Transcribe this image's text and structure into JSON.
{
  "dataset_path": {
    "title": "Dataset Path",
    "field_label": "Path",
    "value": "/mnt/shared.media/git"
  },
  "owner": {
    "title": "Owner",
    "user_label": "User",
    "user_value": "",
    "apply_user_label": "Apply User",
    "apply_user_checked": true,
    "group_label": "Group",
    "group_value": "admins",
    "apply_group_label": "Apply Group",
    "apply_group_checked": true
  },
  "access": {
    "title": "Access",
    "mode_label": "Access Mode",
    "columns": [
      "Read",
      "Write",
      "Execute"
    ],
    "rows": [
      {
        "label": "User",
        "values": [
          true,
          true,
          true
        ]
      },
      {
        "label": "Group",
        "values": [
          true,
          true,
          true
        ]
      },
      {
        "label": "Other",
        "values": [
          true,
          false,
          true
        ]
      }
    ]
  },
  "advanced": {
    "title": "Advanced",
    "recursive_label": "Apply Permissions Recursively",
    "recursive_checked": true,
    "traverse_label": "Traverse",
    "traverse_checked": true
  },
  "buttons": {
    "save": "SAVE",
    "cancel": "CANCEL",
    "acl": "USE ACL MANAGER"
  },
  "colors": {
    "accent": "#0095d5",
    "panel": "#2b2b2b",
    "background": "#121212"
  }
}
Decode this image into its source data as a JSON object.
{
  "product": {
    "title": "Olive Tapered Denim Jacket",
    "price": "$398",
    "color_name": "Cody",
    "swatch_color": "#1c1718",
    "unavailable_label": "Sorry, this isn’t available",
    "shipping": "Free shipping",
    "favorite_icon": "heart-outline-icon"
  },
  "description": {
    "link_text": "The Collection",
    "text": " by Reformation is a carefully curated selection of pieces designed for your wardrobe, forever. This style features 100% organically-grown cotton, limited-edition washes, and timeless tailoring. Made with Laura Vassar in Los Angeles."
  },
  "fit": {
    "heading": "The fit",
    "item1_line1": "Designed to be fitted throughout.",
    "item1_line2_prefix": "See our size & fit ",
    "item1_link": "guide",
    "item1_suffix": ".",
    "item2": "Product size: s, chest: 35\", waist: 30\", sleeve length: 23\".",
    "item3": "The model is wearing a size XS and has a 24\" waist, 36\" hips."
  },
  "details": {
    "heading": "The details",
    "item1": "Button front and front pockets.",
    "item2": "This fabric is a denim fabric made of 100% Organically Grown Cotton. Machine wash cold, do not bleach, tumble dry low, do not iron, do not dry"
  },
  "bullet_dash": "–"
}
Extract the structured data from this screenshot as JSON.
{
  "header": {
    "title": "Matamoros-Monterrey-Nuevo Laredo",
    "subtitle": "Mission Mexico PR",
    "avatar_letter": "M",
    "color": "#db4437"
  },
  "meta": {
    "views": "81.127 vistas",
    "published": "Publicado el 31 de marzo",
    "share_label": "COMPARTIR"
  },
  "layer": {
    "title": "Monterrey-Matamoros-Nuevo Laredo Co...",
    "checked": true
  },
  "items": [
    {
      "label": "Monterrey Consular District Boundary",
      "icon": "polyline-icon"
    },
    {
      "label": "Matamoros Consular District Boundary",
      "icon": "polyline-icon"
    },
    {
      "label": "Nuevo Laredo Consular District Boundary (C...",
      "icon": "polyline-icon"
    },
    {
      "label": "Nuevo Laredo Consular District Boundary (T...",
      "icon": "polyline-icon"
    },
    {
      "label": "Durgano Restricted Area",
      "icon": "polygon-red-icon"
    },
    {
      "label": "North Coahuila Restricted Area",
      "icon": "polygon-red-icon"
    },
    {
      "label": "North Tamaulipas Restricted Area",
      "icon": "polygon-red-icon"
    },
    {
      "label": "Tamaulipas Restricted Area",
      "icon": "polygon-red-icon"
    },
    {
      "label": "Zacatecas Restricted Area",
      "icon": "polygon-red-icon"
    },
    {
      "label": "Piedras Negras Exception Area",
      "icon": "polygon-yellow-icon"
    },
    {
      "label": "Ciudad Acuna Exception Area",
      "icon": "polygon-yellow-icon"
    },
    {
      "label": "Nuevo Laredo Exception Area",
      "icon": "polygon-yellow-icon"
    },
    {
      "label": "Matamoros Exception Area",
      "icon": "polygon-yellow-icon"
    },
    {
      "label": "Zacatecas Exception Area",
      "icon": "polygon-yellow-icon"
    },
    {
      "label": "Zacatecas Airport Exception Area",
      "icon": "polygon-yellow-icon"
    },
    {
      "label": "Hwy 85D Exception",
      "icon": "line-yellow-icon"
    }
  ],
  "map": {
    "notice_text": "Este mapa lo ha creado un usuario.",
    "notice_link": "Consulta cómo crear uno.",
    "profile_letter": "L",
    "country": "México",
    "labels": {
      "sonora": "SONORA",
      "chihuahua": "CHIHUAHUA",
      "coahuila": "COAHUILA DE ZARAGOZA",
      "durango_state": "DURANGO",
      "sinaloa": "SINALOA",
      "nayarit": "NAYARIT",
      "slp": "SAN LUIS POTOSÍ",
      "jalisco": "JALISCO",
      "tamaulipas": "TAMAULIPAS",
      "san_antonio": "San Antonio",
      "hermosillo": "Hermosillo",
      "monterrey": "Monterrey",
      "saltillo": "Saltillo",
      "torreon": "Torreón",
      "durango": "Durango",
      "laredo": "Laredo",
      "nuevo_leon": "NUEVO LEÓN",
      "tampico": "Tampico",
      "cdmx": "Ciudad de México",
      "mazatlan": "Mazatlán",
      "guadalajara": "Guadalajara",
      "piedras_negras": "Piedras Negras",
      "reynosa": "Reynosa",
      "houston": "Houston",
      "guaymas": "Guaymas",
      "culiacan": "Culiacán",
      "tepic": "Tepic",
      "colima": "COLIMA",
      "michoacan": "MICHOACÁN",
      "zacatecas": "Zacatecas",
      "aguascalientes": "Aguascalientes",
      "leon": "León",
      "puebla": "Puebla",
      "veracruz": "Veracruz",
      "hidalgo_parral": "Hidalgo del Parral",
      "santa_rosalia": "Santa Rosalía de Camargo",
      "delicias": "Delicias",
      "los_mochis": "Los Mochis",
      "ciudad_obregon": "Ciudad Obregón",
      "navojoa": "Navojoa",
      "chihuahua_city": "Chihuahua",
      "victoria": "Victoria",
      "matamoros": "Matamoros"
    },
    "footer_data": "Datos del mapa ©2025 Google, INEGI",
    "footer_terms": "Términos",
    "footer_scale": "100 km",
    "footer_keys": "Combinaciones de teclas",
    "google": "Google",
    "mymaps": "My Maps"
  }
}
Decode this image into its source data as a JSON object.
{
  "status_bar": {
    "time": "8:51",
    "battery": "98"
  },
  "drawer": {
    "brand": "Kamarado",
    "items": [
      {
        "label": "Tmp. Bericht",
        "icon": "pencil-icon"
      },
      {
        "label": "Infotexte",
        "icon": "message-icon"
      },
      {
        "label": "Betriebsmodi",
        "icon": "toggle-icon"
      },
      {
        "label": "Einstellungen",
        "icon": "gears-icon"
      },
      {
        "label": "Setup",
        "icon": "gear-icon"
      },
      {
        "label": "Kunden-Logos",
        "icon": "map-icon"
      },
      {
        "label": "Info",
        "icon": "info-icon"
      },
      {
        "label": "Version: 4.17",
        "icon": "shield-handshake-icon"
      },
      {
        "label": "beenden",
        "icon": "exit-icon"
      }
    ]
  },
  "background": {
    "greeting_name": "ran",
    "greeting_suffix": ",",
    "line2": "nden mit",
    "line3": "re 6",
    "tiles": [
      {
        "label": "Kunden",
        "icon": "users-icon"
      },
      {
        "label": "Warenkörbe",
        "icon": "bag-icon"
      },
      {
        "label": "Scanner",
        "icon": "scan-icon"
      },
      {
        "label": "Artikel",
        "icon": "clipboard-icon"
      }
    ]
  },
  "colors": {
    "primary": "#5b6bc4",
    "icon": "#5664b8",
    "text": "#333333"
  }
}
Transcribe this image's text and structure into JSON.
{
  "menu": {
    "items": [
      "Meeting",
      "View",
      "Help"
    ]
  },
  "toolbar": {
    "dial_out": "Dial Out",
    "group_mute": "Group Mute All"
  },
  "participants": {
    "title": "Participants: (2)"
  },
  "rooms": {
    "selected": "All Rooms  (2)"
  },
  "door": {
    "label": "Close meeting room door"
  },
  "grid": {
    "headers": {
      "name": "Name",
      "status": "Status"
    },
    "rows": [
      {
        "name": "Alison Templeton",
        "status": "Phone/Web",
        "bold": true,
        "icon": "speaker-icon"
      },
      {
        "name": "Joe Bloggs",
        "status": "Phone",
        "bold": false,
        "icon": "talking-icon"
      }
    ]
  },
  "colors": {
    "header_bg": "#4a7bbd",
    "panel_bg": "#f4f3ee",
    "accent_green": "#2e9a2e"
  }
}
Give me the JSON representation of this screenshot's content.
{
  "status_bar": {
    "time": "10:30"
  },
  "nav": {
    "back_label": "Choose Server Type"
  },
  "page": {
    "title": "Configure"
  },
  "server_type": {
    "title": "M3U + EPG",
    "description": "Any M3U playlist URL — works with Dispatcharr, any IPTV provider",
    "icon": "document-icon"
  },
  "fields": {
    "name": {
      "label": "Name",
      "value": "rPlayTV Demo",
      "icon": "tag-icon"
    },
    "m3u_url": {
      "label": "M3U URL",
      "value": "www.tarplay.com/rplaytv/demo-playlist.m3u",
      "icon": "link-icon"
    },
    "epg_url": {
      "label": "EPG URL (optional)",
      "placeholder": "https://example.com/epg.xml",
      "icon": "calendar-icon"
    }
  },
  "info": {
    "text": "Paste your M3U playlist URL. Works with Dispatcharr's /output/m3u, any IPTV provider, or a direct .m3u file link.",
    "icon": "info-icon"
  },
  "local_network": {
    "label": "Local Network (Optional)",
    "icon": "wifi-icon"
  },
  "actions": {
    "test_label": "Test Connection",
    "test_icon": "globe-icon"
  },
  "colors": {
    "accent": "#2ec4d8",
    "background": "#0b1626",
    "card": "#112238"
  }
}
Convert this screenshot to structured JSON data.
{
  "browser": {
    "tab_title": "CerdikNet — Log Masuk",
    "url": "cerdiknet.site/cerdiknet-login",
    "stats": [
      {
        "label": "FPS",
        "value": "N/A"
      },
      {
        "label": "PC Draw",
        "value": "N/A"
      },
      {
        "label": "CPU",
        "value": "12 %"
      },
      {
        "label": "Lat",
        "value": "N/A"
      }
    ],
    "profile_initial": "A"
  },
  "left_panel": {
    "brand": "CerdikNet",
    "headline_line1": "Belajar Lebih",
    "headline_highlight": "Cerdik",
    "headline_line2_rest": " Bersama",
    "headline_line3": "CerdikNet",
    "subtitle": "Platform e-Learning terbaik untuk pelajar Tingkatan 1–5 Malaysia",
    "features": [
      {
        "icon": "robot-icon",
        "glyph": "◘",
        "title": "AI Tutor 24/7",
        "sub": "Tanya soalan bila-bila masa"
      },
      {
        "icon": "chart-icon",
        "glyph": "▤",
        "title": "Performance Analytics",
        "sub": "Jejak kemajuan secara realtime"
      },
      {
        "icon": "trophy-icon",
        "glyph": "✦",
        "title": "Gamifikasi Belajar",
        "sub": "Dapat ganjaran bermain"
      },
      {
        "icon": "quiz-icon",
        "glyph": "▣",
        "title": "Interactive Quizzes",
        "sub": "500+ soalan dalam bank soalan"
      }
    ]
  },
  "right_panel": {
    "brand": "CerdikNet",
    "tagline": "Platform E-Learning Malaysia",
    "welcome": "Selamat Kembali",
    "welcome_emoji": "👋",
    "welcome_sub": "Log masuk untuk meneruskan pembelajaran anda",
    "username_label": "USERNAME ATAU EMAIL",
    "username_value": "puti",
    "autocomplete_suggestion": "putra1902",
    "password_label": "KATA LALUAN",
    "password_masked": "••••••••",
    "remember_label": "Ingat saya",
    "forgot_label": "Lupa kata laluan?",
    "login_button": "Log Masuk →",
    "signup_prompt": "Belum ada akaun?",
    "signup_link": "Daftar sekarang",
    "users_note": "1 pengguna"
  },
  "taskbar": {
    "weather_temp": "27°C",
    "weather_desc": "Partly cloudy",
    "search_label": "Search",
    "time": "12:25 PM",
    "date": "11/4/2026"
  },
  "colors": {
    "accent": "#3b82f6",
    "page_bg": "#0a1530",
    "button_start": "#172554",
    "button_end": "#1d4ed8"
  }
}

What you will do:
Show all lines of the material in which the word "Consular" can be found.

Answer below:
      "label": "Monterrey Consular District Boundary",
      "label": "Matamoros Consular District Boundary",
      "label": "Nuevo Laredo Consular District Boundary (C...",
      "label": "Nuevo Laredo Consular District Boundary (T...",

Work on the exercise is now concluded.